╭──

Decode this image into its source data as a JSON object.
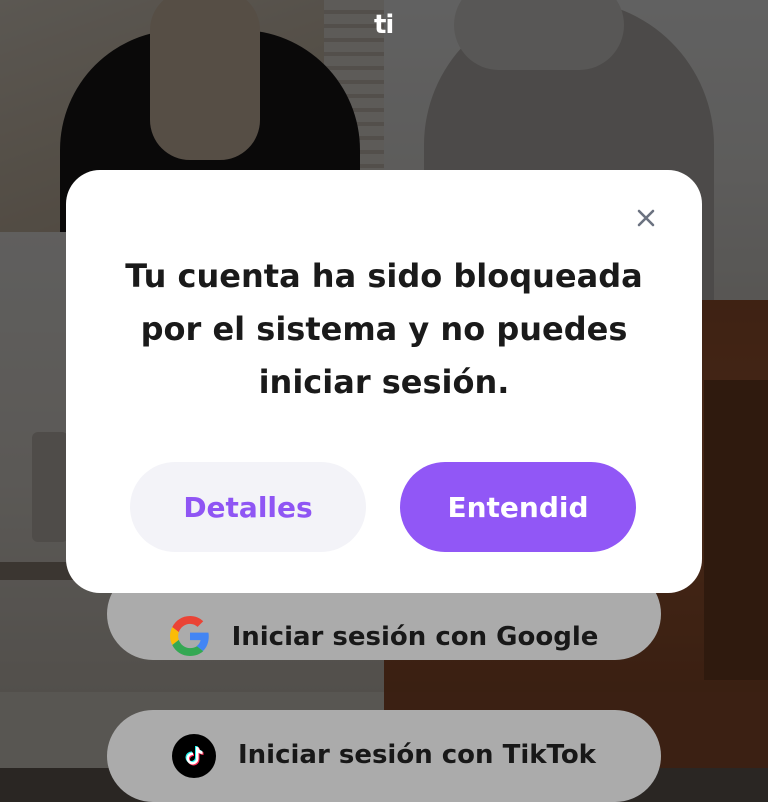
{
  "app": {
    "logo_text": "ti"
  },
  "dialog": {
    "message": "Tu cuenta ha sido bloqueada por el sistema y no puedes iniciar sesión.",
    "details_label": "Detalles",
    "ok_label": "Entendid",
    "close_icon": "close-icon"
  },
  "login": {
    "google_label": "Iniciar sesión con Google",
    "tiktok_label": "Iniciar sesión con TikTok",
    "google_icon": "google-logo-icon",
    "tiktok_icon": "tiktok-logo-icon"
  },
  "colors": {
    "accent": "#9157f6",
    "accent_text": "#8f55f4",
    "secondary_button": "#f3f3f8",
    "modal_bg": "#ffffff",
    "login_button_bg": "#ababab"
  }
}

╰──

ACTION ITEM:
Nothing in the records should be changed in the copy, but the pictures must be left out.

RESULT OF THE EXERCISE:
Decode this image into its source data as a JSON object.
{
  "app": {
    "logo_text": "ti"
  },
  "dialog": {
    "message": "Tu cuenta ha sido bloqueada por el sistema y no puedes iniciar sesión.",
    "details_label": "Detalles",
    "ok_label": "Entendid",
    "close_icon": "close-icon"
  },
  "login": {
    "google_label": "Iniciar sesión con Google",
    "tiktok_label": "Iniciar sesión con TikTok",
    "google_icon": "google-logo-icon",
    "tiktok_icon": "tiktok-logo-icon"
  },
  "colors": {
    "accent": "#9157f6",
    "accent_text": "#8f55f4",
    "secondary_button": "#f3f3f8",
    "modal_bg": "#ffffff",
    "login_button_bg": "#ababab"
  }
}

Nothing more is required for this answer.